• [Data about app and page elements]:
__________

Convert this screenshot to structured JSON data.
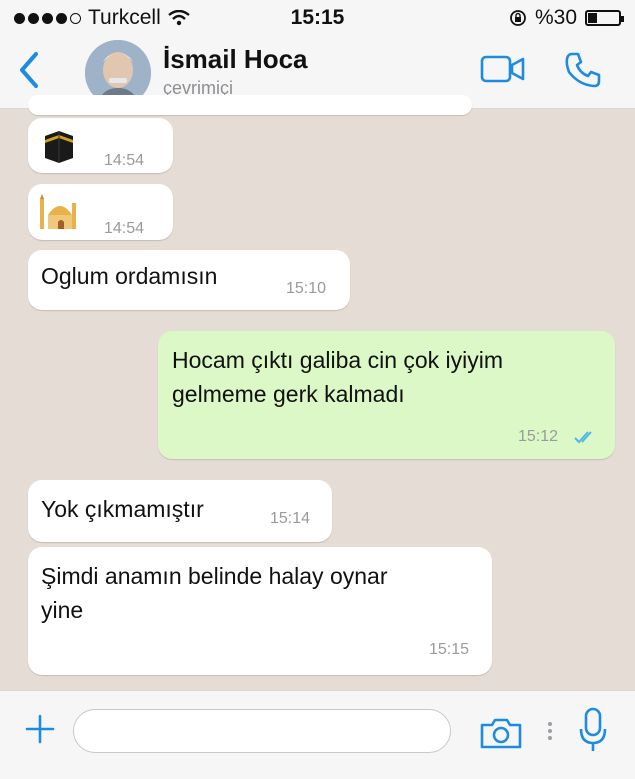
{
  "status_bar": {
    "carrier": "Turkcell",
    "time": "15:15",
    "battery": "%30",
    "battery_level": 0.3
  },
  "header": {
    "contact_name": "İsmail Hoca",
    "presence": "çevrimiçi",
    "icons": [
      "back-chevron-icon",
      "video-call-icon",
      "phone-call-icon"
    ]
  },
  "messages": [
    {
      "direction": "in",
      "kind": "emoji",
      "emoji": "kaaba",
      "time": "14:54"
    },
    {
      "direction": "in",
      "kind": "emoji",
      "emoji": "mosque",
      "time": "14:54"
    },
    {
      "direction": "in",
      "kind": "text",
      "text": "Oglum ordamısın",
      "time": "15:10"
    },
    {
      "direction": "out",
      "kind": "text",
      "lines": [
        "Hocam çıktı galiba cin çok iyiyim",
        "gelmeme gerk kalmadı"
      ],
      "time": "15:12",
      "status": "read"
    },
    {
      "direction": "in",
      "kind": "text",
      "text": "Yok çıkmamıştır",
      "time": "15:14"
    },
    {
      "direction": "in",
      "kind": "text",
      "lines": [
        "Şimdi anamın belinde halay oynar",
        "yine"
      ],
      "time": "15:15"
    }
  ],
  "input_bar": {
    "icons": [
      "plus-icon",
      "camera-icon",
      "microphone-icon"
    ],
    "message_value": ""
  },
  "colors": {
    "accent": "#1d8ce0",
    "outgoing_bubble": "#dcf8c6",
    "incoming_bubble": "#ffffff",
    "chat_background": "#e5ddd5",
    "read_ticks": "#4fb6ec"
  }
}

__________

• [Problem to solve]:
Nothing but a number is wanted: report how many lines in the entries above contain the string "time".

• [Completed exercise]:
7